I don't think all information is equal, accurate, or worthy of our attention. There is truly a spectrum of information available out there, ranging from good to bad and with all sorts of "in-betweens". Good information is characterized by being reliable, understandable, up-to-date, and sources of the author's data should be cited. Some information may be more suitable for laymen, but the content could be so light, allowing for slanting of the information. Information can be adulterated with images and headings contrived by the author to get the readers attention, however the information itself could be flawed. Some forms of information are heavy in content, scripted solely to appeal to a select sect of individuals.

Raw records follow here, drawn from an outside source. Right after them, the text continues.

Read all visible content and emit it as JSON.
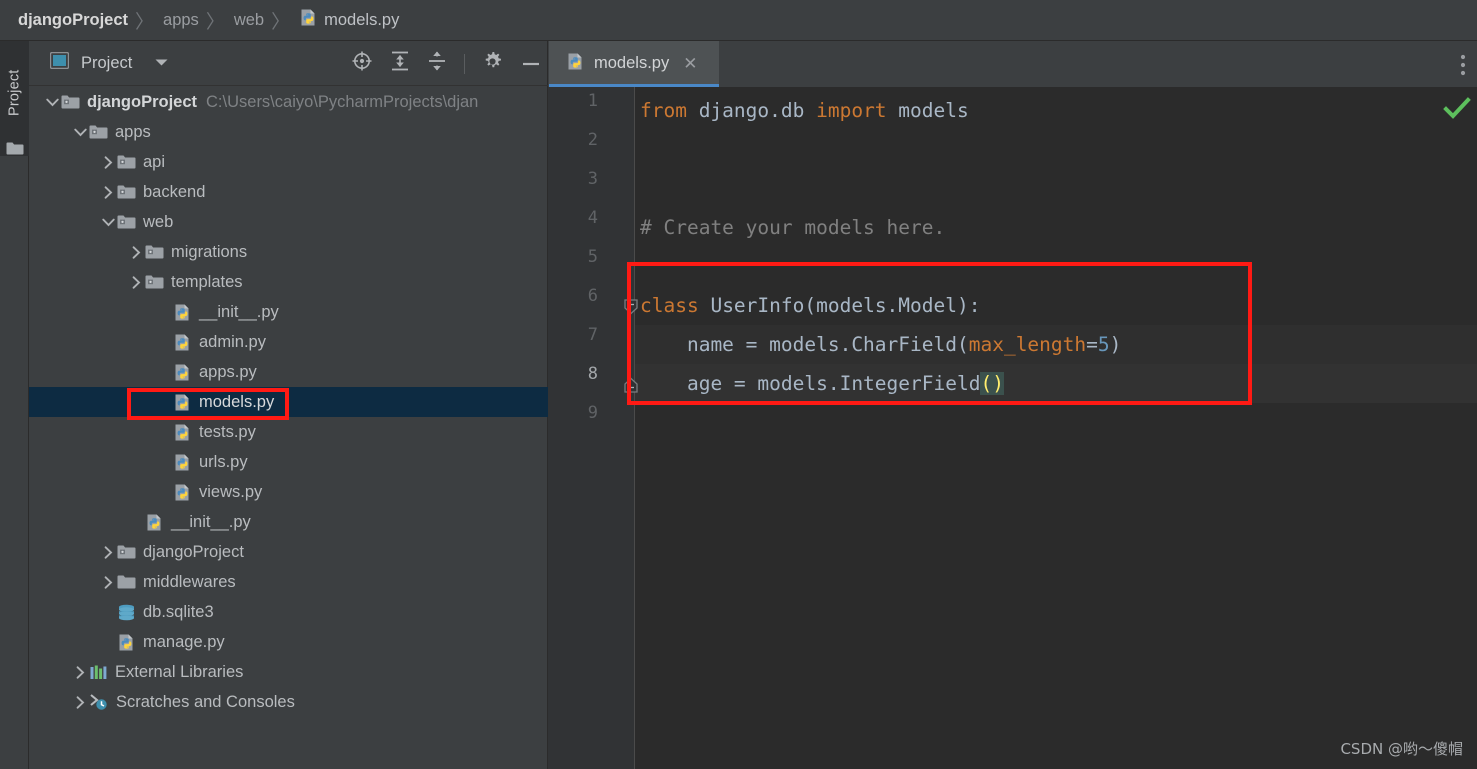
{
  "window": {
    "title": "djangoProject – models.py",
    "theme": "darcula",
    "colors": {
      "panel_bg": "#3c3f41",
      "editor_bg": "#2b2b2b",
      "gutter_bg": "#313335",
      "selected_row_bg": "#0d2b42",
      "tab_active_bg": "#4e5254",
      "tab_underline": "#4a88c7",
      "annotation_red": "#ff1a14",
      "keyword_orange": "#cc7832",
      "number_blue": "#6897bb",
      "text_default": "#a9b7c6",
      "comment_grey": "#808080",
      "paren_match_bg": "#3b514d",
      "paren_match_fg": "#ffee6e",
      "status_ok_green": "#5dbf5d"
    }
  },
  "breadcrumb": {
    "items": [
      {
        "label": "djangoProject",
        "icon": null,
        "bold": true
      },
      {
        "label": "apps",
        "icon": null,
        "bold": false
      },
      {
        "label": "web",
        "icon": null,
        "bold": false
      },
      {
        "label": "models.py",
        "icon": "python-file-icon",
        "bold": false
      }
    ],
    "separator": "〉"
  },
  "tool_strip": {
    "label": "Project",
    "icon": "folder-icon"
  },
  "project_panel": {
    "title": "Project",
    "title_icon": "project-view-icon",
    "dropdown_icon": "chevron-down-icon",
    "tools": [
      {
        "name": "scroll-from-source-icon",
        "tooltip": "Select Opened File"
      },
      {
        "name": "expand-all-icon",
        "tooltip": "Expand All"
      },
      {
        "name": "collapse-all-icon",
        "tooltip": "Collapse All"
      },
      {
        "name": "gear-icon",
        "tooltip": "Options"
      },
      {
        "name": "minimize-icon",
        "tooltip": "Hide"
      }
    ],
    "tree": [
      {
        "label": "djangoProject",
        "path": "C:\\Users\\caiyo\\PycharmProjects\\djan",
        "icon": "project-folder-icon",
        "arrow": "expanded",
        "depth": 0,
        "selected": false,
        "bold": true
      },
      {
        "label": "apps",
        "path": "",
        "icon": "source-folder-icon",
        "arrow": "expanded",
        "depth": 1,
        "selected": false,
        "bold": false
      },
      {
        "label": "api",
        "path": "",
        "icon": "source-folder-icon",
        "arrow": "collapsed",
        "depth": 2,
        "selected": false,
        "bold": false
      },
      {
        "label": "backend",
        "path": "",
        "icon": "source-folder-icon",
        "arrow": "collapsed",
        "depth": 2,
        "selected": false,
        "bold": false
      },
      {
        "label": "web",
        "path": "",
        "icon": "source-folder-icon",
        "arrow": "expanded",
        "depth": 2,
        "selected": false,
        "bold": false
      },
      {
        "label": "migrations",
        "path": "",
        "icon": "source-folder-icon",
        "arrow": "collapsed",
        "depth": 3,
        "selected": false,
        "bold": false
      },
      {
        "label": "templates",
        "path": "",
        "icon": "source-folder-icon",
        "arrow": "collapsed",
        "depth": 3,
        "selected": false,
        "bold": false
      },
      {
        "label": "__init__.py",
        "path": "",
        "icon": "python-file-icon",
        "arrow": "none",
        "depth": 4,
        "selected": false,
        "bold": false
      },
      {
        "label": "admin.py",
        "path": "",
        "icon": "python-file-icon",
        "arrow": "none",
        "depth": 4,
        "selected": false,
        "bold": false
      },
      {
        "label": "apps.py",
        "path": "",
        "icon": "python-file-icon",
        "arrow": "none",
        "depth": 4,
        "selected": false,
        "bold": false
      },
      {
        "label": "models.py",
        "path": "",
        "icon": "python-file-icon",
        "arrow": "none",
        "depth": 4,
        "selected": true,
        "bold": false
      },
      {
        "label": "tests.py",
        "path": "",
        "icon": "python-file-icon",
        "arrow": "none",
        "depth": 4,
        "selected": false,
        "bold": false
      },
      {
        "label": "urls.py",
        "path": "",
        "icon": "python-file-icon",
        "arrow": "none",
        "depth": 4,
        "selected": false,
        "bold": false
      },
      {
        "label": "views.py",
        "path": "",
        "icon": "python-file-icon",
        "arrow": "none",
        "depth": 4,
        "selected": false,
        "bold": false
      },
      {
        "label": "__init__.py",
        "path": "",
        "icon": "python-file-icon",
        "arrow": "none",
        "depth": 3,
        "selected": false,
        "bold": false
      },
      {
        "label": "djangoProject",
        "path": "",
        "icon": "source-folder-icon",
        "arrow": "collapsed",
        "depth": 2,
        "selected": false,
        "bold": false
      },
      {
        "label": "middlewares",
        "path": "",
        "icon": "plain-folder-icon",
        "arrow": "collapsed",
        "depth": 2,
        "selected": false,
        "bold": false
      },
      {
        "label": "db.sqlite3",
        "path": "",
        "icon": "database-icon",
        "arrow": "none",
        "depth": 2,
        "selected": false,
        "bold": false
      },
      {
        "label": "manage.py",
        "path": "",
        "icon": "python-file-icon",
        "arrow": "none",
        "depth": 2,
        "selected": false,
        "bold": false
      },
      {
        "label": "External Libraries",
        "path": "",
        "icon": "libraries-icon",
        "arrow": "collapsed",
        "depth": 1,
        "selected": false,
        "bold": false
      },
      {
        "label": "Scratches and Consoles",
        "path": "",
        "icon": "scratches-icon",
        "arrow": "collapsed",
        "depth": 1,
        "selected": false,
        "bold": false
      }
    ]
  },
  "editor": {
    "tabs": [
      {
        "label": "models.py",
        "icon": "python-file-icon",
        "close_icon": "close-icon",
        "active": true
      }
    ],
    "tab_overflow_icon": "more-vertical-icon",
    "inspection_status_icon": "check-icon",
    "current_line": 8,
    "line_numbers": [
      1,
      2,
      3,
      4,
      5,
      6,
      7,
      8,
      9
    ],
    "code_lines": [
      {
        "n": 1,
        "tokens": [
          {
            "t": "from ",
            "c": "kw"
          },
          {
            "t": "django.db ",
            "c": ""
          },
          {
            "t": "import ",
            "c": "kw"
          },
          {
            "t": "models",
            "c": ""
          }
        ]
      },
      {
        "n": 2,
        "tokens": []
      },
      {
        "n": 3,
        "tokens": []
      },
      {
        "n": 4,
        "tokens": [
          {
            "t": "# Create your models here.",
            "c": "cmt"
          }
        ]
      },
      {
        "n": 5,
        "tokens": []
      },
      {
        "n": 6,
        "tokens": [
          {
            "t": "class ",
            "c": "kw"
          },
          {
            "t": "UserInfo(models.Model):",
            "c": ""
          }
        ]
      },
      {
        "n": 7,
        "tokens": [
          {
            "t": "    name = models.CharField(",
            "c": ""
          },
          {
            "t": "max_length",
            "c": "kwarg"
          },
          {
            "t": "=",
            "c": ""
          },
          {
            "t": "5",
            "c": "num"
          },
          {
            "t": ")",
            "c": ""
          }
        ]
      },
      {
        "n": 8,
        "tokens": [
          {
            "t": "    age = models.IntegerField",
            "c": ""
          },
          {
            "t": "()",
            "c": "paren-hl"
          }
        ]
      },
      {
        "n": 9,
        "tokens": []
      }
    ],
    "plain_text": "from django.db import models\n\n\n# Create your models here.\n\nclass UserInfo(models.Model):\n    name = models.CharField(max_length=5)\n    age = models.IntegerField()\n",
    "fold_markers": [
      {
        "line": 6,
        "type": "fold-open-icon"
      },
      {
        "line": 8,
        "type": "fold-end-icon"
      }
    ]
  },
  "annotations": [
    {
      "name": "models-py-tree-highlight",
      "target": "models.py tree row"
    },
    {
      "name": "model-class-code-highlight",
      "target": "UserInfo class definition block"
    }
  ],
  "watermark": {
    "text": "CSDN @哟～傻帽"
  }
}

Personally, I tend to obtain my information from a few reputable resources that are well known to those in the healthcare field such as E-medicine, Web MD, NIH, CDC, Up-to-Date, MD consult, and a whole host of textbooks that I am familiar with from my med school days (updated versions of course). If I stumble across any alternative sources of information, I try to fact-check by analyzing who the author is, what sources they quote, how reliable those sources are, the date the information was published, and when was it last updated. I teach my students these same principles of information literacy.